Contact: Matt Lindstrom, (612) 673-2148

Success of Downtown 100 crime reduction initiative featured at national conference

May 4, 2012 (MINNEAPOLIS) The success of the Downtown 100 initiative – a local partnership that has led to a 74 percent decrease in crimes committed Downtown by top offenders - will be featured at the annual Association of Prosecuting Attorneys Conference being held May 7-8 at Target Headquarters in Minneapolis. The Downtown 100 initiative is being featured at the conference for its success as a high-performance prosecution model. City Attorney Susan Segal, Assistant City Attorney Lois Conroy, and Inspector Kristine Arneson from the Police Department will be presenting at the conference.

The Downtown 100 is as a partnership between local government, business, non-profits, and the community. Between 2010 and 2011, the initiative led to a 74 percent decrease in crimes committed by top offenders in downtown Minneapolis. By working together, the partners focus on the most chronic livability, property, and drug crime offenders in the Downtown area through prosecution, probation, social services, and housing.

The Downtown 100 initiative is funded by the Minneapolis Downtown Improvement District (DID) and it coordinates the work of the Minneapolis Police Department, the Minneapolis City Attorney’s office, the DID SafeZone, the Hennepin County Attorney’s Office, St. Stephen’s Human Services, Hennepin County Community Corrections, the Salvation Army, 1st Precinct neighborhood associations, and other community and business stakeholders.

The Minneapolis Police Department provides lists of top offenders based on crime statistics, and all the partners work together to reduce the chances those people will continue to reoffend. Livability crimes they’ve been involved in often include drug offenses, theft, trespassing, and disorderly conduct.

Through the assistance of a grant from the Minneapolis Downtown Improvement District, there is a Downtown prosecutor and a Downtown probation officer dedicated just to this initiative. The program’s goal is to both reduce crime in the short term and develop solutions for maintaining law-abiding conduct in the long run.

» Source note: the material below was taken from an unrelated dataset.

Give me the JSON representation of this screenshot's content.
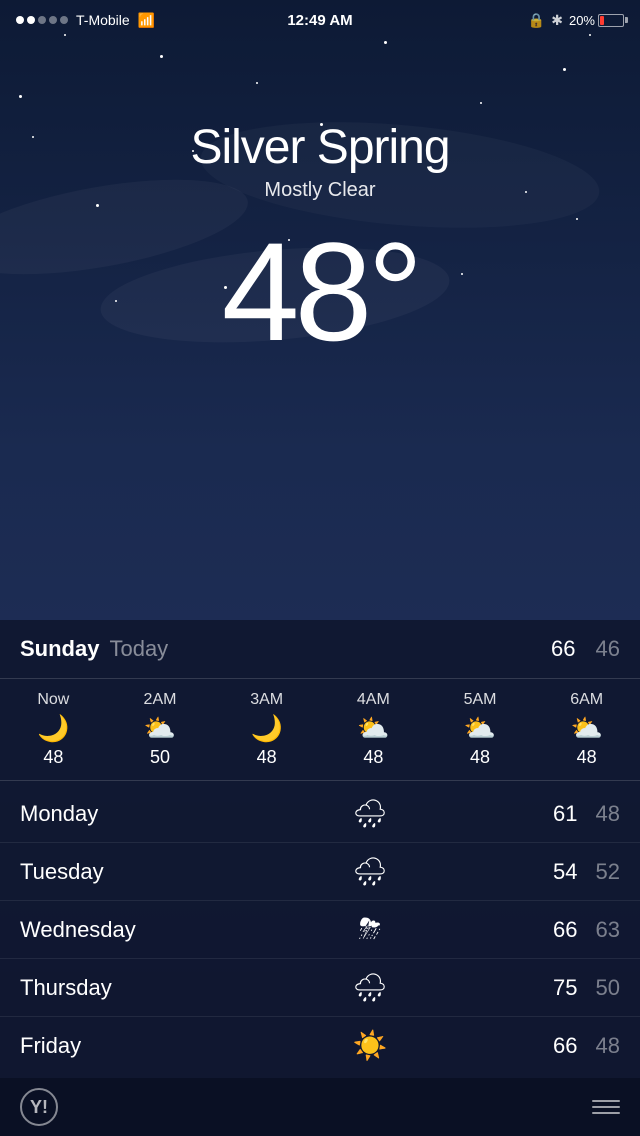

From 2010-2011, the partnership has resulted in a dramatic decrease in crimes committed by the top offenders, a higher number of offenders on supervised probation, and an increase in the number of offenders who have housing, all leading to a safer Downtown.

Crime reduction

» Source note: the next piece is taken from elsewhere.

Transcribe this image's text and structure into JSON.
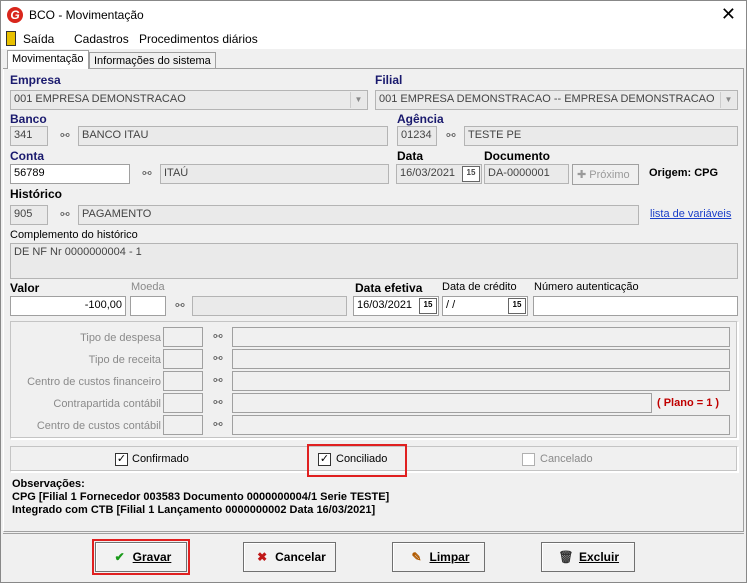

In addition to a 74 percent drop in crimes committed by the top 50 chronic offenders in the Downtown Improvement District, crimes committed by those individuals in the greater 1st Precinct dropped 77 percent and were down citywide by 27 percent. That means those crimes were prevented, not displaced to another part of town.

Probationary tools

Chronic offenders on probation commit fewer crimes than unsupervised offenders. In the first year, 70 percent of offenders had active supervision by a probation officer, and 70 percent also had geographic restrictions imposed that barred them from Downtown.

Downtown Court Watch

The members of the partnership, including representatives from all of the 1st Precinct neighborhoods, gather monthly to share information on crime and to make recommendations for dispositions on upcoming cases for top offenders. The Downtown Court Watch received an award in 2009 from the International Association of Chiefs of Police for the Best Community Policing Plan.

Social services

Obtaining social services for chronic offenders is also key in reducing crime, and those services include things like chemical dependency and mental health services, along with employment assistance. In the first year, 36 percent of offenders were provided with chemical dependency services, and 32 percent were provided with mental health services.

Housing

Another way to reduce crimes committed by chronic offenders is to assist them in obtaining housing. Fifty percent of the top offenders had or obtained a home during the program, compared to 20 percent at the beginning of the program.

# # #

Published May 4, 2012